My grandma was always overweight, as most of the women on my mother's side. I remember at one point being teased that I was the "leftovers" because I was always thin and skinny. I never really considered my mother's or aunt's or grandmother's weight or shape as a health issue, they always seemed adept and absolutely healthy, not to mention tranquil to snuggle up next to.
When I was 29, my grandmother was hospitalized for complications with diabetes, type 2. She had an infection in her foot that wouldn't heal. That lead to amputation of her foot, and as the infection spread, she lost her entire leg over the course of many months. I talked to her once on the phone during that time, and she still had her sassy spirit. When she died a few weeks later, I traveled back home for her funeral, accompanied by my 2 year old son Aric. Her house was a somber place, but with the flurry of activity of visitors coming to bring casseroles, and the entertainment of my toddler scooting around, there was little time for extended sorrow. We grieved and ate and ate and grieved. We told stories and laughed and played cards and watched the fire in the fireplace. I could still feel her all around her house. I remembered playing with her baby fine hair while she played piano. She used to *love* getting her head scratched and hair played with, even though there was barely anything there to play with. Whatever was left due to age and thinning was as soft as her skin, silken, and tactile person as I was, irresistible to touch. I remembered her active, always in the kitchen or playing piano or doing this or that. She worked so hard all of her life, not only essentially being a pioneer wife, but mom to seven kids. The woman had a work ethic and heart that wouldn't quit. She wasn't perfect, as none of us are, her generation was hardened and born into a world of strife and hardships, not to mention war. She didn't have a ton of acceptance for things outside of her church and world, but she cared deeply for her family and her home and anyone who came into it.

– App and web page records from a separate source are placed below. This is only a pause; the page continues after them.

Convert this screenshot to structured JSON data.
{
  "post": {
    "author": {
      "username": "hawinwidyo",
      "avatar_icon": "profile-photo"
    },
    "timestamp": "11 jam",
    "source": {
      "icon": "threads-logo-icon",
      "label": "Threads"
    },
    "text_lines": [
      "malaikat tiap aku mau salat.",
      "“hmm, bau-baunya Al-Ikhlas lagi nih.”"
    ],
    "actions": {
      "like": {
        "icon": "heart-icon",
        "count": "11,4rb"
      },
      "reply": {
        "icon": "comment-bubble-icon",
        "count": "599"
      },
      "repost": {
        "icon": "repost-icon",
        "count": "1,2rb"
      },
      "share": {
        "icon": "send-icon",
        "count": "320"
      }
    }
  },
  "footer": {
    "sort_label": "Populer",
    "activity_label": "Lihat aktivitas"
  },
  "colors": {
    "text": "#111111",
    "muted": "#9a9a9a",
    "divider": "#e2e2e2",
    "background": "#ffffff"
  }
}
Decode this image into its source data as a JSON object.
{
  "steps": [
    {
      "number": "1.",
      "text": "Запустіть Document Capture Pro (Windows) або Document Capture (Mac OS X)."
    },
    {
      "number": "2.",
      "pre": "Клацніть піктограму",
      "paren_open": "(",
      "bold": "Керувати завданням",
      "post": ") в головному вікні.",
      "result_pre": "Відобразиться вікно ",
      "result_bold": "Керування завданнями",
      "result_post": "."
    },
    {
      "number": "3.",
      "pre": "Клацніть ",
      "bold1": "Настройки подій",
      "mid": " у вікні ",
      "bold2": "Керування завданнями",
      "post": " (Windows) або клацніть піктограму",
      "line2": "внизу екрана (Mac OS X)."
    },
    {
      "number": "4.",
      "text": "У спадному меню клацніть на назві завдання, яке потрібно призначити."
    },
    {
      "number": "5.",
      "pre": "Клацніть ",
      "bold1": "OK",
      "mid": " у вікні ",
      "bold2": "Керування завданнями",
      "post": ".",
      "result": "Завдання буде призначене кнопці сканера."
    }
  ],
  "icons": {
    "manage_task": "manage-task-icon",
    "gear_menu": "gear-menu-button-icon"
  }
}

I can't help but think of her every time I look at my hands and see the lines forming. On a cold dry day when the air is sapped of moisture and my hands look like the cracked earth of a clay desert land, I remember how soft and luxurious it felt to touch my grandma's hands. How much I enjoyed snuggling up next to her warm, plump body, and how safe and comforted I felt next to her. And how I will never feel ashamed or badly about getting older and gaining wrinkles.
I only hope that my hands feel as softly as hers did.